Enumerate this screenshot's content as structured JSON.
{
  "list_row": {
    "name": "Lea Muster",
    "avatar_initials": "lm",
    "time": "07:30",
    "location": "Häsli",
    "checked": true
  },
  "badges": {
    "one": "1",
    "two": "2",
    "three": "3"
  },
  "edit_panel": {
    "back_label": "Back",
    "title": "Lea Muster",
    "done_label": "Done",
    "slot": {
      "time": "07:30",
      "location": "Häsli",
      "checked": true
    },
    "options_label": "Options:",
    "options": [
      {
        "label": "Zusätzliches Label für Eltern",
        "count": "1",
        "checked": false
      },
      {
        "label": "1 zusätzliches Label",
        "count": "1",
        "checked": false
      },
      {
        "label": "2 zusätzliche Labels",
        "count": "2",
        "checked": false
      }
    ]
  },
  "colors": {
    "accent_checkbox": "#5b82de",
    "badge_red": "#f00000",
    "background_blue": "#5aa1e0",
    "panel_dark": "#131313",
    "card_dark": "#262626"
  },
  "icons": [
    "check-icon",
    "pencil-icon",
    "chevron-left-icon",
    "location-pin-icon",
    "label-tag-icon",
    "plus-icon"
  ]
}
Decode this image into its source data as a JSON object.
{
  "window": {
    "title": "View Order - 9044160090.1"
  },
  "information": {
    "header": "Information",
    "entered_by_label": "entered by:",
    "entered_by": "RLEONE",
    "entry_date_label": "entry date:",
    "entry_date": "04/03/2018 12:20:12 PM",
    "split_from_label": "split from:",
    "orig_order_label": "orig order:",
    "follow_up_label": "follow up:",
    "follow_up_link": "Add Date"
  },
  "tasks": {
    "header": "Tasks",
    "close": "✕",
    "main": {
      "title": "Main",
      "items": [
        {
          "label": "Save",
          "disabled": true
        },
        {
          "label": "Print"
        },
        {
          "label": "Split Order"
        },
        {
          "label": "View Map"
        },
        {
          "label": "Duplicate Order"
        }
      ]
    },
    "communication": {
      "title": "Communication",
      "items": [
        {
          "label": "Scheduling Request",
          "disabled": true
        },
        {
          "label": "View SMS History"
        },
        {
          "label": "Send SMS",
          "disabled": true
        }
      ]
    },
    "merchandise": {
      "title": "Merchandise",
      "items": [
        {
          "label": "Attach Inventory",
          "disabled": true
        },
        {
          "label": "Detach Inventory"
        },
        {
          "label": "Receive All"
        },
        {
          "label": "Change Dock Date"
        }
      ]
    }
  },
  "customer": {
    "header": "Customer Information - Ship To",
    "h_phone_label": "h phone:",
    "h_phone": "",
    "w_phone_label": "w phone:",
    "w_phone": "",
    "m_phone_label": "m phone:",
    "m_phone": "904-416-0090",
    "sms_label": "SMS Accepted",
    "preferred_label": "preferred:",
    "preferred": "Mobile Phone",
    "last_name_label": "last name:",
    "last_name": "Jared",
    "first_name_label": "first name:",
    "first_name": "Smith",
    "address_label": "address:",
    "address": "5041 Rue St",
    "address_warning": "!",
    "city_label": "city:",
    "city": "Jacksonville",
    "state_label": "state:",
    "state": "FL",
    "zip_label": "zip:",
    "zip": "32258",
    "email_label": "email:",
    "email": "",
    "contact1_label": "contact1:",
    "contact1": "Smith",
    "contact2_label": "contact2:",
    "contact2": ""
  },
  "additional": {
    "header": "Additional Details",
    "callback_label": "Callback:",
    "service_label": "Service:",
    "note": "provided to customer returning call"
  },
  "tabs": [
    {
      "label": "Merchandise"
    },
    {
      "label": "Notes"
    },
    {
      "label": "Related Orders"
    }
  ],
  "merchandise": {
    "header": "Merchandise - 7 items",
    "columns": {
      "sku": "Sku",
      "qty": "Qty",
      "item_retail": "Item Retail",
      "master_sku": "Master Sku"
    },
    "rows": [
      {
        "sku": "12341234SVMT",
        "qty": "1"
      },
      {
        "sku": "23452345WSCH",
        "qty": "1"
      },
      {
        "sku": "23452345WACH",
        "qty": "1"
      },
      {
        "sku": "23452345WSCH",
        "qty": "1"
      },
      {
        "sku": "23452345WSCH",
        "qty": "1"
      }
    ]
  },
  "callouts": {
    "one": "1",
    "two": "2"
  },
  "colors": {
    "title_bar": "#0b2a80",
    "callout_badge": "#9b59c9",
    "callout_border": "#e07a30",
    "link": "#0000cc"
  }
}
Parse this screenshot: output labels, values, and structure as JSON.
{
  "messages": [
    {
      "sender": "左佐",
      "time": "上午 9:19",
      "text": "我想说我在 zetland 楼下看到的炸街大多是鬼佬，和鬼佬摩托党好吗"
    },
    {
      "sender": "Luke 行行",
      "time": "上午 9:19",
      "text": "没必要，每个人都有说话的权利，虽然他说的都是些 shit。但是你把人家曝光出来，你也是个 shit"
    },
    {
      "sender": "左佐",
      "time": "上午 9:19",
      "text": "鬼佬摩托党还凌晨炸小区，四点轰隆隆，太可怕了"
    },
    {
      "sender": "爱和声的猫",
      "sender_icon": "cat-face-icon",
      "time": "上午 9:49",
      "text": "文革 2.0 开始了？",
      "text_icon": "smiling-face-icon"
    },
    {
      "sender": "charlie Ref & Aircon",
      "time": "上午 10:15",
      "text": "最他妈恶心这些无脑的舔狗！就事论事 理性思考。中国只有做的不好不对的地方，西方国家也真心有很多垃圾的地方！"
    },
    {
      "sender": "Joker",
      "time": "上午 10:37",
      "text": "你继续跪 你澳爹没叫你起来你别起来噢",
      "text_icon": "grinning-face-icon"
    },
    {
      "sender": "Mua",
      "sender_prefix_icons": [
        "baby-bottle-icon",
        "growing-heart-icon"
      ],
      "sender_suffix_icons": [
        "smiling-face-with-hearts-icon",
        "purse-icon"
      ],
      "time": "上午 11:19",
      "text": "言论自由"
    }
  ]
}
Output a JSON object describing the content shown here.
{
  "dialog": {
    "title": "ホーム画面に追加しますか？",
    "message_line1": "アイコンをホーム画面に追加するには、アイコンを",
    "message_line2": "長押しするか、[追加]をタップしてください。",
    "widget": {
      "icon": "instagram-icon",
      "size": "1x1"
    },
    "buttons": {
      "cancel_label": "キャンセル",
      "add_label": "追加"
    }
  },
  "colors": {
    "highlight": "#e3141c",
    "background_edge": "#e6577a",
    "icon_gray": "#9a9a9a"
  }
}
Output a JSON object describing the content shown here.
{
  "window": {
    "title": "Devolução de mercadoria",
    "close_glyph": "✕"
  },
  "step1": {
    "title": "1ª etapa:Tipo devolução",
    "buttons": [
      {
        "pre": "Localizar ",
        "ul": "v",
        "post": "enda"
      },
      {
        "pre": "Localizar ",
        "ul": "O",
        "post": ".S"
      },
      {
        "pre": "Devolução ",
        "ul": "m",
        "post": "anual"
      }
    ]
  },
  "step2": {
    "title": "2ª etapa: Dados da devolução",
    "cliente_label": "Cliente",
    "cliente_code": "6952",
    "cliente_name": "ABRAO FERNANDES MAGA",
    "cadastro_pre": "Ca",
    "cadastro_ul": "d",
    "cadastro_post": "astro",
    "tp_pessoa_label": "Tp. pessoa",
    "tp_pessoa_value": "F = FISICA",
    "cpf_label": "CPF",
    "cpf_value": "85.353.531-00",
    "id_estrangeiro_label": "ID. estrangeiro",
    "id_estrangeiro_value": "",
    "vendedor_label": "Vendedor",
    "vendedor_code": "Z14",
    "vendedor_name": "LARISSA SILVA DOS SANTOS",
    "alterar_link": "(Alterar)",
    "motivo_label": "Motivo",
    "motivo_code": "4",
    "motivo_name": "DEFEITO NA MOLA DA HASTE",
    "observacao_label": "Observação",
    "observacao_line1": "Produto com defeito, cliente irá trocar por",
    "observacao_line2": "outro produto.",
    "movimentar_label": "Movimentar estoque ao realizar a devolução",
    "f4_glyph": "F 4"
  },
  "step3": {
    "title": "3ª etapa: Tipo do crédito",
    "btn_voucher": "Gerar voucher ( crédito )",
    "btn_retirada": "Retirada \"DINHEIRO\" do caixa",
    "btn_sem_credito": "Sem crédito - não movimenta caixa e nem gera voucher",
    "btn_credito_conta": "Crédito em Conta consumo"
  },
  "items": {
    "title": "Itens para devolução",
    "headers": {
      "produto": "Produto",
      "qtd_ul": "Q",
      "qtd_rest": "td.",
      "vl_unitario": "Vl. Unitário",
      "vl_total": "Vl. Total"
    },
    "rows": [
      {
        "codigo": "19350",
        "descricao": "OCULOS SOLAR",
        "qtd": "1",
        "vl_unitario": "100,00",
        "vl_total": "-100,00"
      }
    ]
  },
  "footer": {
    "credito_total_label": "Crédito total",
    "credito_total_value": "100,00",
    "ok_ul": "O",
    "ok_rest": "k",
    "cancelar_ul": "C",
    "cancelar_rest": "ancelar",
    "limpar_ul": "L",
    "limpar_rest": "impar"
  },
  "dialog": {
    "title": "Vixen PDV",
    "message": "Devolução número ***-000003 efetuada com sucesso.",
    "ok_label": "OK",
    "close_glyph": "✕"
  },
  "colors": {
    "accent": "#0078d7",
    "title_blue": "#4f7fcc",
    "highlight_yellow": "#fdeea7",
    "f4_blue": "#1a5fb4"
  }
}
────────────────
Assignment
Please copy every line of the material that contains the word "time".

Response
    "time": "07:30",
      "time": "07:30",
      "time": "上午 9:19",
      "time": "上午 9:19",
      "time": "上午 9:19",
      "time": "上午 9:49",
      "time": "上午 10:15",
      "time": "上午 10:37",
      "time": "上午 11:19",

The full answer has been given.